EXERCISE BRIEF:
Everything in the listing below must be set down again exactly.

---------------

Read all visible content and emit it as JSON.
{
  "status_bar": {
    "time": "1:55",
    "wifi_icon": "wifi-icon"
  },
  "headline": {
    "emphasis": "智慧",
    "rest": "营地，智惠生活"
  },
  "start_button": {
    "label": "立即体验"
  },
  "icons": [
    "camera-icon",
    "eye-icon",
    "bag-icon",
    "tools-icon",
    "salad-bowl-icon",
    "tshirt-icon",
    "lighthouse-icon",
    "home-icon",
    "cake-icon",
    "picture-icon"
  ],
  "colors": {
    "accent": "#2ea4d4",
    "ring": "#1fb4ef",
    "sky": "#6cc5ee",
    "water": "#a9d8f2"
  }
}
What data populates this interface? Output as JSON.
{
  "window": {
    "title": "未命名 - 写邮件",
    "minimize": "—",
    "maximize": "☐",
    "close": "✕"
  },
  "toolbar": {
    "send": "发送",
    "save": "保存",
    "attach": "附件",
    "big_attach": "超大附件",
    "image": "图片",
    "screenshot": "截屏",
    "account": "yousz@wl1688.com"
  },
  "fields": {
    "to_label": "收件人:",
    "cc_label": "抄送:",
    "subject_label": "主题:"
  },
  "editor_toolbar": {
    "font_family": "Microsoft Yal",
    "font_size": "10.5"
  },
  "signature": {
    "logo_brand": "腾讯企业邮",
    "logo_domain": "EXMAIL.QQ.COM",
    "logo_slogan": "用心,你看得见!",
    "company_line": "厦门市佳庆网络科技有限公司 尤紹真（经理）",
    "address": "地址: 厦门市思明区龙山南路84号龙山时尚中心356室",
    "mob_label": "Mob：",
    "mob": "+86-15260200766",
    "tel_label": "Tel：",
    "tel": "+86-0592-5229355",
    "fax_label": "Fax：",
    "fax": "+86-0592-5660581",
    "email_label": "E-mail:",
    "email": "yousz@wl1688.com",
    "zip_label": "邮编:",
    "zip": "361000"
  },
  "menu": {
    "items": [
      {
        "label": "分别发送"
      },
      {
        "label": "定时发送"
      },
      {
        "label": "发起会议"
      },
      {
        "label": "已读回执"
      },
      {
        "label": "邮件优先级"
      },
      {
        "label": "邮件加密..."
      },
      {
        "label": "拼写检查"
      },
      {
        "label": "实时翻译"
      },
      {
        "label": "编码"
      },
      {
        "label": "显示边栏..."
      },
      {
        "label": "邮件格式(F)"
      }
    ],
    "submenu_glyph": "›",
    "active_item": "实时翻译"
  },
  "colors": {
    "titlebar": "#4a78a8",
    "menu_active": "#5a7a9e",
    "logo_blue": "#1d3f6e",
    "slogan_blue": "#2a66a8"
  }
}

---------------

RESPONSE BELOW:
Read all visible content and emit it as JSON.
{
  "status_bar": {
    "time": "1:55",
    "wifi_icon": "wifi-icon"
  },
  "headline": {
    "emphasis": "智慧",
    "rest": "营地，智惠生活"
  },
  "start_button": {
    "label": "立即体验"
  },
  "icons": [
    "camera-icon",
    "eye-icon",
    "bag-icon",
    "tools-icon",
    "salad-bowl-icon",
    "tshirt-icon",
    "lighthouse-icon",
    "home-icon",
    "cake-icon",
    "picture-icon"
  ],
  "colors": {
    "accent": "#2ea4d4",
    "ring": "#1fb4ef",
    "sky": "#6cc5ee",
    "water": "#a9d8f2"
  }
}
What data populates this interface? Output as JSON.
{
  "window": {
    "title": "未命名 - 写邮件",
    "minimize": "—",
    "maximize": "☐",
    "close": "✕"
  },
  "toolbar": {
    "send": "发送",
    "save": "保存",
    "attach": "附件",
    "big_attach": "超大附件",
    "image": "图片",
    "screenshot": "截屏",
    "account": "yousz@wl1688.com"
  },
  "fields": {
    "to_label": "收件人:",
    "cc_label": "抄送:",
    "subject_label": "主题:"
  },
  "editor_toolbar": {
    "font_family": "Microsoft Yal",
    "font_size": "10.5"
  },
  "signature": {
    "logo_brand": "腾讯企业邮",
    "logo_domain": "EXMAIL.QQ.COM",
    "logo_slogan": "用心,你看得见!",
    "company_line": "厦门市佳庆网络科技有限公司 尤紹真（经理）",
    "address": "地址: 厦门市思明区龙山南路84号龙山时尚中心356室",
    "mob_label": "Mob：",
    "mob": "+86-15260200766",
    "tel_label": "Tel：",
    "tel": "+86-0592-5229355",
    "fax_label": "Fax：",
    "fax": "+86-0592-5660581",
    "email_label": "E-mail:",
    "email": "yousz@wl1688.com",
    "zip_label": "邮编:",
    "zip": "361000"
  },
  "menu": {
    "items": [
      {
        "label": "分别发送"
      },
      {
        "label": "定时发送"
      },
      {
        "label": "发起会议"
      },
      {
        "label": "已读回执"
      },
      {
        "label": "邮件优先级"
      },
      {
        "label": "邮件加密..."
      },
      {
        "label": "拼写检查"
      },
      {
        "label": "实时翻译"
      },
      {
        "label": "编码"
      },
      {
        "label": "显示边栏..."
      },
      {
        "label": "邮件格式(F)"
      }
    ],
    "submenu_glyph": "›",
    "active_item": "实时翻译"
  },
  "colors": {
    "titlebar": "#4a78a8",
    "menu_active": "#5a7a9e",
    "logo_blue": "#1d3f6e",
    "slogan_blue": "#2a66a8"
  }
}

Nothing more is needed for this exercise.